■ TASK ■
Give the records back exactly as written, but without the images.

TASK INPUTS below:

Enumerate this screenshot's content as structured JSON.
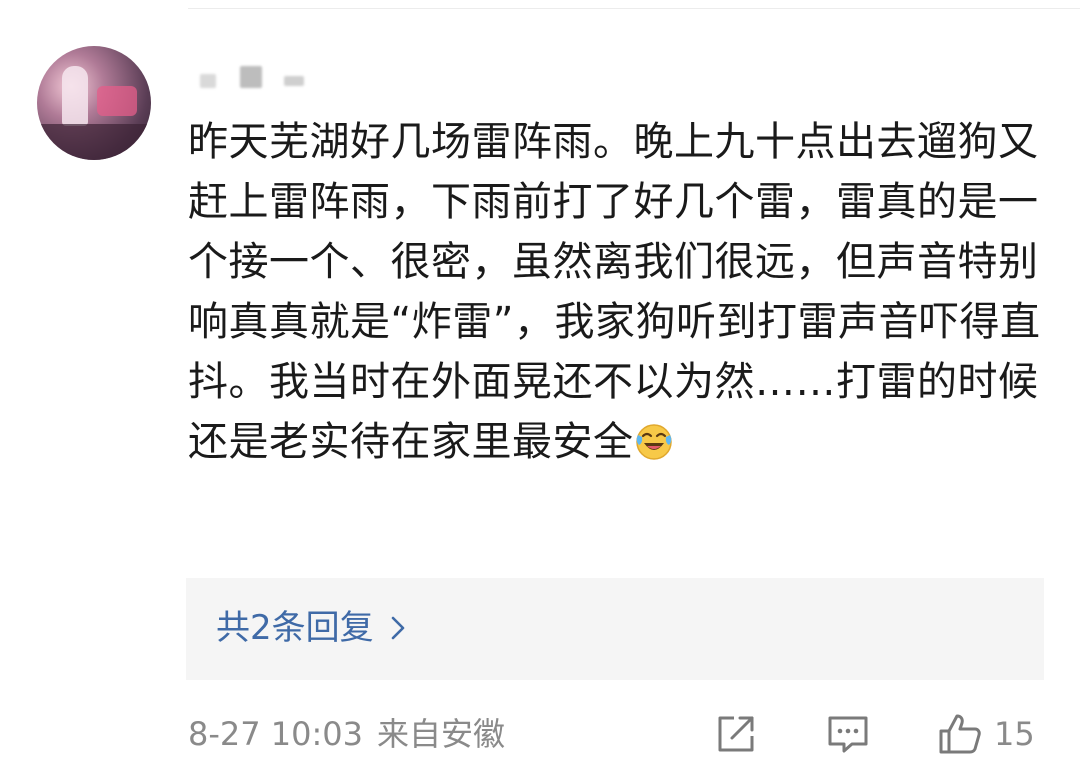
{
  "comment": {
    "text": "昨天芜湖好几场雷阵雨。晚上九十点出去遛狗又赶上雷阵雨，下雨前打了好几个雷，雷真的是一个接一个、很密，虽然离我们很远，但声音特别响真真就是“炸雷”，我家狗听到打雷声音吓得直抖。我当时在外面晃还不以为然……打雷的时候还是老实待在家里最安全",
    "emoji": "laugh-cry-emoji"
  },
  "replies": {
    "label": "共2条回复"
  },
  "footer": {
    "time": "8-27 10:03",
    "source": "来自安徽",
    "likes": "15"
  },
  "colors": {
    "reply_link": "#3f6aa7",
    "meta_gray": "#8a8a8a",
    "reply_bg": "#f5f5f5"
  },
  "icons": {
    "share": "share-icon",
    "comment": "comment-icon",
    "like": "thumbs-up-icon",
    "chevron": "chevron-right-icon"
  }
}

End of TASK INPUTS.

■ ANSWER SPACE ■
Enumerate this screenshot's content as structured JSON.
{
  "comment": {
    "text": "昨天芜湖好几场雷阵雨。晚上九十点出去遛狗又赶上雷阵雨，下雨前打了好几个雷，雷真的是一个接一个、很密，虽然离我们很远，但声音特别响真真就是“炸雷”，我家狗听到打雷声音吓得直抖。我当时在外面晃还不以为然……打雷的时候还是老实待在家里最安全",
    "emoji": "laugh-cry-emoji"
  },
  "replies": {
    "label": "共2条回复"
  },
  "footer": {
    "time": "8-27 10:03",
    "source": "来自安徽",
    "likes": "15"
  },
  "colors": {
    "reply_link": "#3f6aa7",
    "meta_gray": "#8a8a8a",
    "reply_bg": "#f5f5f5"
  },
  "icons": {
    "share": "share-icon",
    "comment": "comment-icon",
    "like": "thumbs-up-icon",
    "chevron": "chevron-right-icon"
  }
}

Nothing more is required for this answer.